April 9, 2012 by markstani
To date, I’ve completed twelve-and-a-third of the fifteen books longlisted for this year’s Independent Foreign Fiction Prize, and it’s fair to say they have, for a large part, presented a bleak and gruelling read.
Two have considered the Holocaust (and a third, Umberto Eco’s The Prague Cemetery, the evils of anti-Semitism); two more have presented very different chronicles of the AIDS epidemic; love, loss, injustice and general brutality have marked out others.
It’s quite a contrast to 2011’s South America-dominated Prize, which proved emphatically that literary contenders could still be sexy: think the carnivalesque heat of Santiago Roncagliolo’s worthy winner, ‘Red April’; Shuichi Yoshida’s riveting paen to post-modern Japan, ‘Villain’; even Michal Witkowski’s riotous ‘Lovetown’.
Sexiness, of course, is not to be confused with sex, but since I’ve cunningly strayed onto the subject, it should be noted that for this year’s contenders, celibacy would have been an all-round better option.
There’s plenty of sex in ‘Parallel Stories’, but then, at one thousand, one hundred and thirty-three pages, there’s plenty of just about everything, and the sex is for a large part squelchy and sexless. There’s irresponsible, kamikaze sex in Hate: A Romance, which is in no way as good as it sounds. There’s underage sex in Blooms Of Darkness, and awful, brutal, repulsive sex in both The Emperor Of Lies and Seven Houses In France. There’s sad, hopeless sex in Dream Of Ding Village, and no hope of sex in either ‘The Prague Cemetery’, whose narrator is repulsed by the idea; in Alice, where everyone seems to die before they get the chance; or in From The Mouth Of The Whale, whose main character is hampered by being marooned alone on an Icelandic rock (although there is, as is pointed out in the comments below, a bizarre scene where a giant has sex with his own shadow).

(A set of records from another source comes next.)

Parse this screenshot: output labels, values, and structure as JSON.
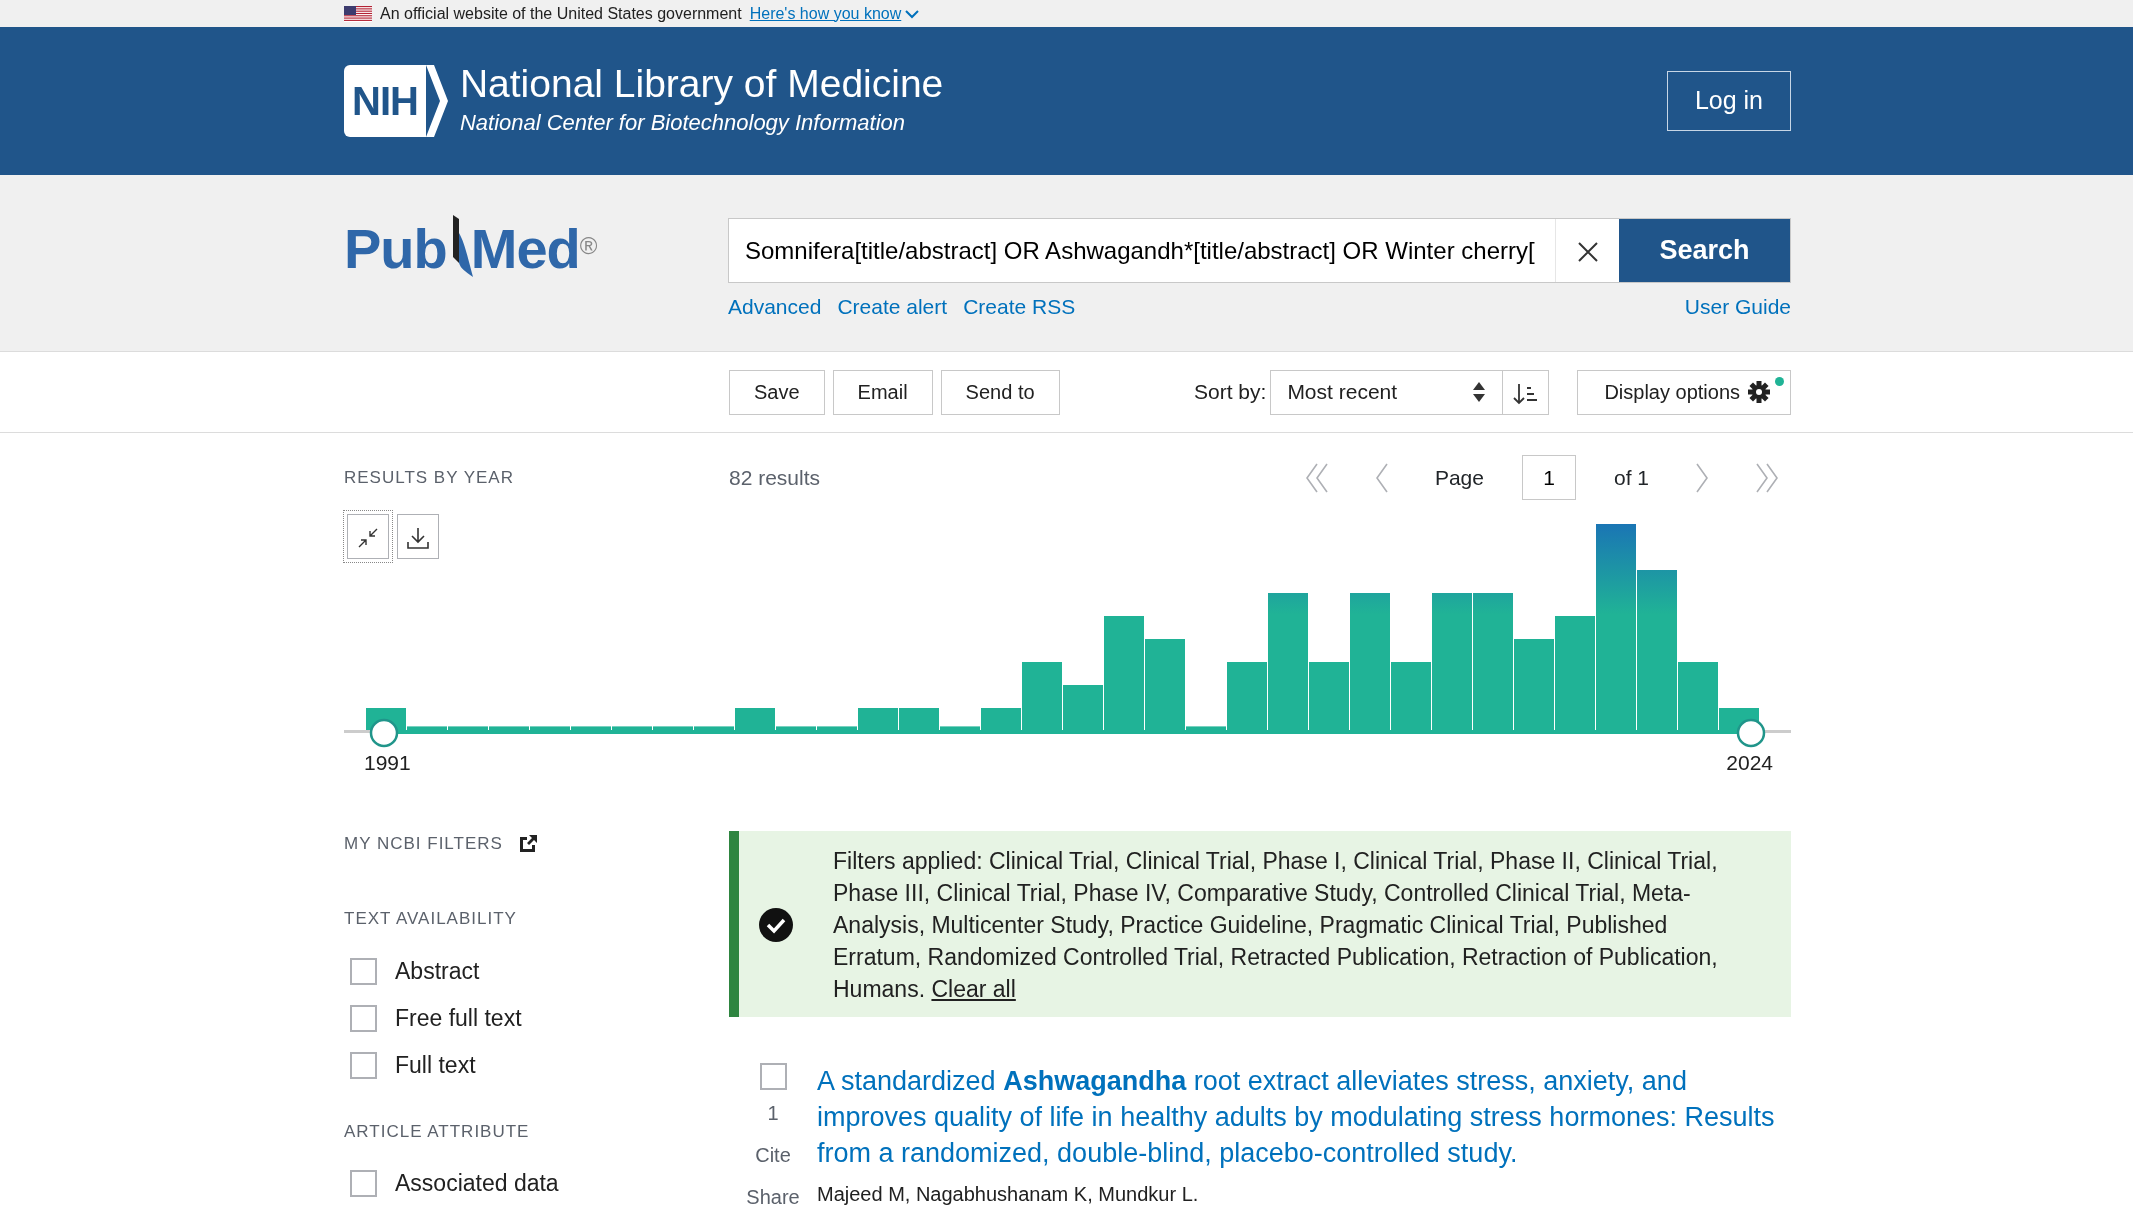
{
  "gov_banner": {
    "text": "An official website of the United States government",
    "link": "Here's how you know"
  },
  "header": {
    "logo_text": "NIH",
    "title": "National Library of Medicine",
    "subtitle": "National Center for Biotechnology Information",
    "login": "Log in"
  },
  "search": {
    "logo": {
      "part1": "Pub",
      "part2": "Med",
      "mark": "®"
    },
    "value": "Somnifera[title/abstract] OR Ashwagandh*[title/abstract] OR Winter cherry[",
    "button": "Search",
    "links": [
      "Advanced",
      "Create alert",
      "Create RSS"
    ],
    "user_guide": "User Guide"
  },
  "toolbar": {
    "buttons": [
      "Save",
      "Email",
      "Send to"
    ],
    "sort_label": "Sort by:",
    "sort_value": "Most recent",
    "display_options": "Display options",
    "display_options_indicator": true
  },
  "results_by_year": {
    "title": "RESULTS BY YEAR",
    "start_year": "1991",
    "end_year": "2024",
    "handles": [
      {
        "level": 0
      },
      {
        "level": 1
      }
    ]
  },
  "results_count": "82 results",
  "pagination": {
    "page_label": "Page",
    "page": "1",
    "of": "of 1"
  },
  "my_ncbi_filters": "MY NCBI FILTERS",
  "filter_groups": [
    {
      "title": "TEXT AVAILABILITY",
      "items": [
        {
          "label": "Abstract",
          "checked": false
        },
        {
          "label": "Free full text",
          "checked": false
        },
        {
          "label": "Full text",
          "checked": false
        }
      ]
    },
    {
      "title": "ARTICLE ATTRIBUTE",
      "items": [
        {
          "label": "Associated data",
          "checked": false
        }
      ]
    }
  ],
  "filters_applied": {
    "text": "Filters applied: Clinical Trial, Clinical Trial, Phase I, Clinical Trial, Phase II, Clinical Trial, Phase III, Clinical Trial, Phase IV, Comparative Study, Controlled Clinical Trial, Meta-Analysis, Multicenter Study, Practice Guideline, Pragmatic Clinical Trial, Published Erratum, Randomized Controlled Trial, Retracted Publication, Retraction of Publication, Humans.",
    "clear": "Clear all"
  },
  "results": [
    {
      "checked": false,
      "number": "1",
      "actions": [
        "Cite",
        "Share"
      ],
      "title": "A standardized **Ashwagandha** root extract alleviates stress, anxiety, and improves quality of life in healthy adults by modulating stress hormones: Results from a randomized, double-blind, placebo-controlled study.",
      "authors": "Majeed M, Nagabhushanam K, Mundkur L."
    }
  ]
}
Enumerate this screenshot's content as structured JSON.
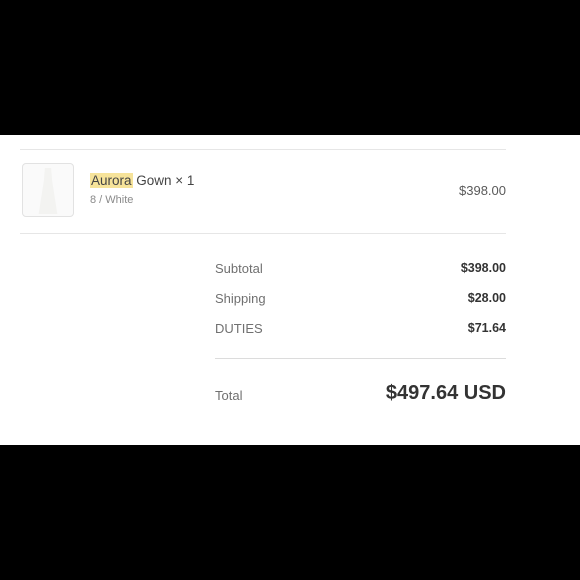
{
  "item": {
    "name_highlight": "Aurora",
    "name_rest": " Gown × 1",
    "variant": "8 / White",
    "price": "$398.00",
    "thumbnail_icon": "gown-thumbnail-icon"
  },
  "summary": [
    {
      "label": "Subtotal",
      "value": "$398.00"
    },
    {
      "label": "Shipping",
      "value": "$28.00"
    },
    {
      "label": "DUTIES",
      "value": "$71.64"
    }
  ],
  "total": {
    "label": "Total",
    "value": "$497.64 USD"
  },
  "colors": {
    "highlight": "#f6e39a",
    "background": "#ffffff",
    "letterbox": "#000000"
  }
}
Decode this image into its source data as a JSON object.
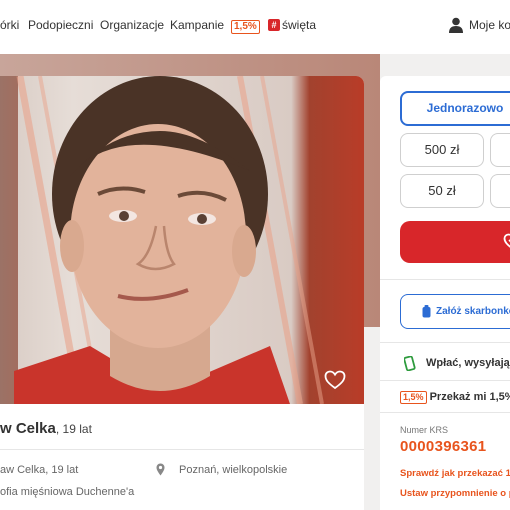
{
  "nav": {
    "items": [
      "órki",
      "Podopieczni",
      "Organizacje",
      "Kampanie"
    ],
    "badge": "1,5%",
    "holidays": "święta",
    "account": "Moje kon"
  },
  "beneficiary": {
    "name": "w Celka",
    "age": ", 19 lat",
    "detail_name": "aw Celka, 19 lat",
    "location": "Poznań, wielkopolskie",
    "diagnosis": "ofia mięśniowa Duchenne'a"
  },
  "donation": {
    "frequency_label": "Jednorazowo",
    "amounts": [
      "500 zł",
      "50 zł"
    ],
    "piggybank_label": "Załóż skarbonkę",
    "sms_label": "Wpłać, wysyłają",
    "tax_label": "Przekaż mi 1,5%",
    "tax_badge": "1,5%",
    "krs_label": "Numer KRS",
    "krs_number": "0000396361",
    "check_label": "Sprawdź jak przekazać 1,",
    "reminder_label": "Ustaw przypomnienie o p"
  },
  "colors": {
    "accent_blue": "#2c6cd4",
    "donate_red": "#d8262a",
    "krs_orange": "#e8541d"
  },
  "icons": [
    "user-icon",
    "heart-icon",
    "pin-icon",
    "donate-heart-icon",
    "piggybank-icon",
    "phone-icon"
  ]
}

Furthermore – and thanks to Gary at The Parrish Lantern for pointing this out! – there is Bad Sex Award Sex in Haruki Marukami’s ‘1Q84’, for this, er, part in particular:
A freshly made ear and a freshly made vagina look very much alike, Tengo thought. Both appeared to be turned outward, trying to listen closely to something – something like a distant bell.
Far be it from me to suggest that good, healthy, rampant, sexy sex is a pre-requisite of a Prize-winning novel. I am neither advocating nor expecting a heap of Black Lace titles to crop up on this year’s Booker longlist (though it would be worth it purely for the looks on the purists’ faces). It’s just, in my view, one example of why I believe this year’s IFFP longlist has, for all its undoubted literary might, and for its bravery in tackling important and harrowing issues, lacked a little of its usual libido.